● Exercise:
Retype the data that follows line by line, exactly, and leave its pictures out.

● Supplied records:

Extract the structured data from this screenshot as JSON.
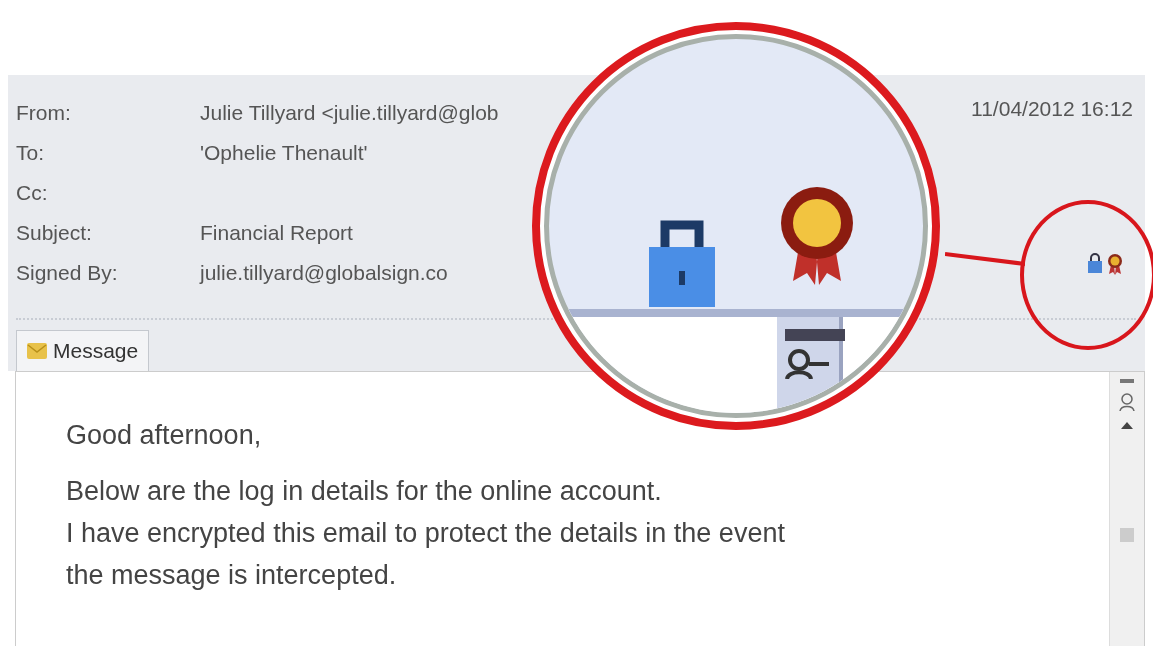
{
  "header": {
    "fields": [
      {
        "label": "From:",
        "value": "Julie Tillyard <julie.tillyard@glob"
      },
      {
        "label": "To:",
        "value": "'Ophelie Thenault'"
      },
      {
        "label": "Cc:"
      },
      {
        "label": "Subject:",
        "value": "Financial Report"
      },
      {
        "label": "Signed By:",
        "value": "julie.tillyard@globalsign.co"
      }
    ],
    "date": "11/04/2012 16:12"
  },
  "tabs": [
    {
      "label": "Message",
      "selected": true
    }
  ],
  "body": {
    "lines": [
      "Good afternoon,",
      "Below are the log in details for the online account.",
      "I have encrypted this email to protect the details in the event",
      "the message is intercepted."
    ]
  }
}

● Finished task:
Extract the structured data from this screenshot as JSON.
{
  "header": {
    "fields": [
      {
        "label": "From:",
        "value": "Julie Tillyard <julie.tillyard@glob"
      },
      {
        "label": "To:",
        "value": "'Ophelie Thenault'"
      },
      {
        "label": "Cc:"
      },
      {
        "label": "Subject:",
        "value": "Financial Report"
      },
      {
        "label": "Signed By:",
        "value": "julie.tillyard@globalsign.co"
      }
    ],
    "date": "11/04/2012 16:12"
  },
  "tabs": [
    {
      "label": "Message",
      "selected": true
    }
  ],
  "body": {
    "lines": [
      "Good afternoon,",
      "Below are the log in details for the online account.",
      "I have encrypted this email to protect the details in the event",
      "the message is intercepted."
    ]
  }
}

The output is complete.